By Michilea Patterson, The Mercury
Boyertown and Pottstown residents can win money for playing in the dirt with the 5th annual Home Garden Contest.
First place winners of the growing competition can get up to $200. There are also cash prizes for second place, third place and honorable mentions. This year’s contest includes six categories with options for children, adults, flowers, vegetables, small spaces and big yards. Both experienced gardeners and beginners are encouraged to compete.
“It’s for everyone,” said Tracy Purdy, president of the Pottstown Mosaic Community Land Trust board of directors and a member on the contest committee.
Purdy said those new to gardening shouldn’t be afraid to enter and encourages them to give it a try. She said not everybody that won last year expected to but were pleasantly surprised. Those that register for the contest have the option of requesting a gardening mentor to answer any questions they may have about growing.
The Home Garden Contest is free to enter and the deadline is June 16. Residents can fill out an electronic form on the website at HomeGardenContest.com. Printed registration forms are available at the Building a Better Boyertown office, the Pottstown Mosaic Community Land Trust office and the Pottstown Area Health & Wellness Foundation. The Boyertown office is located at 3 E. Philadelphia Avenue, the Pottstown Mosaic office is located at 10 S. Hanover St. and the foundation is located in Pottstown at 152 E. High St. on the fifth floor.

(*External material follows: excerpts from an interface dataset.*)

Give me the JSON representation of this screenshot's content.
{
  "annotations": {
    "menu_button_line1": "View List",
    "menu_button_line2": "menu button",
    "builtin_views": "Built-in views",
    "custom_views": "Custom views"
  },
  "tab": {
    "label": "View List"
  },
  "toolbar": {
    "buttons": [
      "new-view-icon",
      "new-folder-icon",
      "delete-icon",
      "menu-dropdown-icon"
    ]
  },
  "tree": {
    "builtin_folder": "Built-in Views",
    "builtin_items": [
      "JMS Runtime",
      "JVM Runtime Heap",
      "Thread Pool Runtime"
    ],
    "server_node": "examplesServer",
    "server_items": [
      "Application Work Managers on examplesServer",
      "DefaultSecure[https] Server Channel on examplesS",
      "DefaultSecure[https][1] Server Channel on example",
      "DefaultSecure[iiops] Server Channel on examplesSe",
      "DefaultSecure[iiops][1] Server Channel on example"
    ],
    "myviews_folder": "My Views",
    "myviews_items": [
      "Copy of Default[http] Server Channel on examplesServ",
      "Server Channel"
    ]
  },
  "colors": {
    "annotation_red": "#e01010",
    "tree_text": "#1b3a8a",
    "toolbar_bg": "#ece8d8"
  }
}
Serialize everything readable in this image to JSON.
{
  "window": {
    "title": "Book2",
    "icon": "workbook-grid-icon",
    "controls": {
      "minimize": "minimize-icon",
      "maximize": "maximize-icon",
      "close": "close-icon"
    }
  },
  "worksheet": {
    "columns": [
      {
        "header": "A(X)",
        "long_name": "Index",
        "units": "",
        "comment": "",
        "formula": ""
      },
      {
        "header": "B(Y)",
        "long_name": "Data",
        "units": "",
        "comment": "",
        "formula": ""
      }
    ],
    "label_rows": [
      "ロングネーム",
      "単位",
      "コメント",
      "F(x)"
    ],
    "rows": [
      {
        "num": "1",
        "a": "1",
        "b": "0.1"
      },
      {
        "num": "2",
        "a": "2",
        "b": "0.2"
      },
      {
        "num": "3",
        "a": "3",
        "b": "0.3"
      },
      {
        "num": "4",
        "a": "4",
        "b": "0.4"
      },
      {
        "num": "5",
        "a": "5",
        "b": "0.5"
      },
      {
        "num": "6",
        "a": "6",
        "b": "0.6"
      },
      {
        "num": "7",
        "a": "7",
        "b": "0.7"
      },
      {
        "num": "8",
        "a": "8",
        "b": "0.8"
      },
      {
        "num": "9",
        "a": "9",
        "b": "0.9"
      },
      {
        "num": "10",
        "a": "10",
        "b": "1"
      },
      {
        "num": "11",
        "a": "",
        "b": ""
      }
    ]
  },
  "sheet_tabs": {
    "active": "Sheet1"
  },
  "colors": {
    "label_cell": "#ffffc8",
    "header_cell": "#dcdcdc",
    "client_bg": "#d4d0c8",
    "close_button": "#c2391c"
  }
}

The growing event is open to residents of the boroughs of Pottstown and Boyertown. Last year, the contest was expanded into Boyertown making it the borough’s first official gardening contest. Adrianne Blank, main street manager of Building a Better Boyertown, said bringing the home garden contest to the borough motivated businesses in the area to start a planter awards.
“We’re kind of riding this momentum of beatification and greening,” she said. “We’re really excited to be part of this garden contest.”
Blank said she encourages Boyertown residents to enter the contest whether they have small gardens or bigger ones. She said gardeners in the borough take pride in what they grow and it would be nice if they were recognized through the contest.
Boyertown and Pottstown entries will have separate judging but there will be a joint awards ceremony. Each of the six garden categories will have winners from both boroughs. There’s $5,500 available in cash prizes between the two municipalities.
Kathryn Endy, of Boyertown, won first place last year in the grocery garden category taking home $200 for her display of vegetables.
“I’ve been gardening since I was nine,” Endy said adding that she continued the healthy activity when she became an adult.
She said all the produce she grows sustains her family throughout the year including during the winter by freezing items.
“I rarely buy vegetables because everything I grow, we eat,” Endy said.
Endy’s garden last year included cabbage, peppers, strawberries, eggplants, tomatoes, herbs and so much more. She said another benefit of growing her own food is that she uses organic methods without chemicals.
“Pretty much everything that my daughter and I consume, I know where it came from and I love that,” Endy said.
Endy said she enjoyed entering the Home Garden Contest and the awards ceremony allowed her to connect with others that had a shared interest.
“It’s a wonderful experience being able to meet other gardeners who are just as passionate about growing,” she said.
Ron Richael, of Pottstown, won first place last year in the bees and butterfly category taking home
$200 as well.
“I chased butterflies when I was a kid,” Richael said adding that it was a favorite pastime of his on the 40-acre farm he grew up on in western Pennsylvania.
Last year, Richael entered his 24-year-old butterfly garden which is full of native plants that attract pollinators. He said the interesting thing about gardening is that you continue to learn something knew which is why he enjoyed meeting other growers as part of the Home Garden Contest. Richael said growing is a challenge but an enjoyable one.
Penn State Extension master gardener Gretchen Lea said gardening isn’t an exact science especially since there are so many factors that can affect that’s year’s crops.
“If it doesn’t work, it’s not your fault and you’ll always learn from it,” she said. “Nothing ventured, nothing gained.”
Lea, who is also a Boyertown representative on the contest committee, sends out weekly “Master Gardner Monday” tips that can be found on the garden contest website. She said the tips are for those just starting out and don’t necessarily know all the dos and don’ts of growing yet.
“They’re just sort of tips to give you a better chance of success,” Lea said.
Lea said gardening is a great activity to begin because it has both mental and physical benefits. She said the healthy activity helps keep people focused and it’s peaceful to be out in nature. She added that growing helps to keep her fit as well and improves her balance.
“It’s all the lifting, the twisting and using your hands,” Lea said.
In addition to these benefits, she said gardening is just a great “common factor” for many people, no matter their background.
“I just encourage people to get their hands dirty,” Lea said.
The Home Garden Contest is made possible through a collaboration between Building a Better Boyertown and the Mosaic Community Land Trust as well as the main sponsor, the Pottstown Area Health & Wellness Foundation.